What’s more, SEMA plays no favourites. Unlike many other car shows, there is no automotive apartheid to be found here. Every enthusiast genre collides and comingles at SEMA. Muscle cars, hot rods and restored classic cars share floor space with rice rockets, monster trucks, and factory-rendered concepts. SEMA is a melting pot for motors of every stripe, all united by an insatiable need for stylin’ and profilin’.

In a way, SEMA also gives new meaning to the term “auto erotica.” This is where the G-force merges with the G-spot judging by the numerous apparel-challenged models draped over vehicle hoods. Like the cars they lovingly caress, many of the models themselves seem to have been artificially-enhanced to an otherworldly extreme.

And yet, if there’s a predominating vibe to the show, it is a “can-do” philosophy, along the lines of, “If it can be done it should be done and will be done.” How else can one explain why somebody would pimp a Plymouth Prowler or lower a Lamborghini – vehicles that already essentially come modified right out of the factory?

As always, there were head-turning examples of excess at SEMA. Take for example the Subaru TRAX – a WRX STi fitted with snow cat-like tracks instead of wheels.

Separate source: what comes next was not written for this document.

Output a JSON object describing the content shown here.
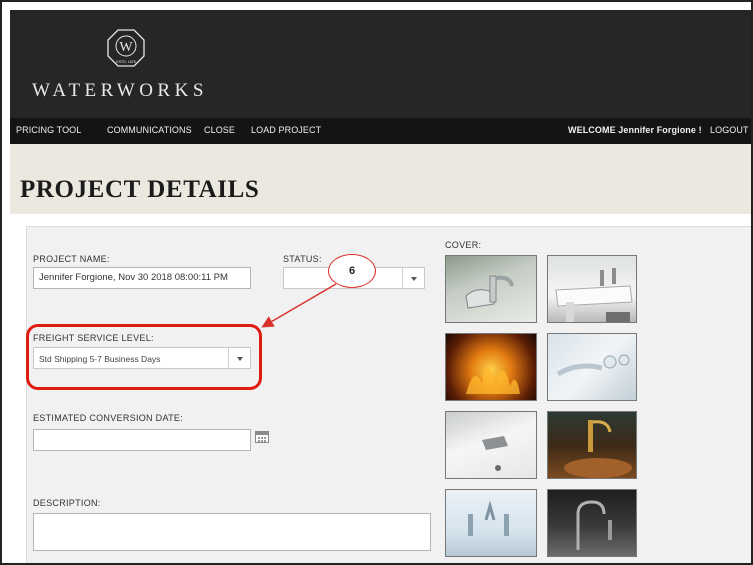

Just the tonic, really, should the next instalment of The Fast and the Furious take place in the North Pole.

 

Meanwhile, Lexus used SEMA as a platform to make the North American debut of its LFA – a supercar that will be restricted to just 500 models worldwide and will retail for US$375,000. As the high rollers say in down on Las Vegas Boulevard, “If you got it, flaunt it, baby.”

Undoubtedly, there are those who cringe at the mere notion of a SEMA. Some might fret about the shameless sexism; the Birkenstock set likely mourns the Sasquatch-sized carbon footprints created by most of the vehicles on display. Yet, while some may think of a car as an appliance or a soulless inanimate object, the vehicles at SEMA are so much more than mere conveyances to get to the proverbial “Point B.” SEMA is not about the destination. It’s about the “getting there” – typically in a style that is over-the-top, outrageous and above all else, unapologetic. In this regard, SEMA is not so much a car show as it is a super-sized showroom for the 2009 Kyoto Anti-Christ and all its various disciples. Al Gore be damned, a car aficionado leaves the Las Vegas Convention Center exhausted – yet happy to be alive in such a golden age of automobiles.

 


Print this page

Related


Have your say:

Your email address will not be published.

*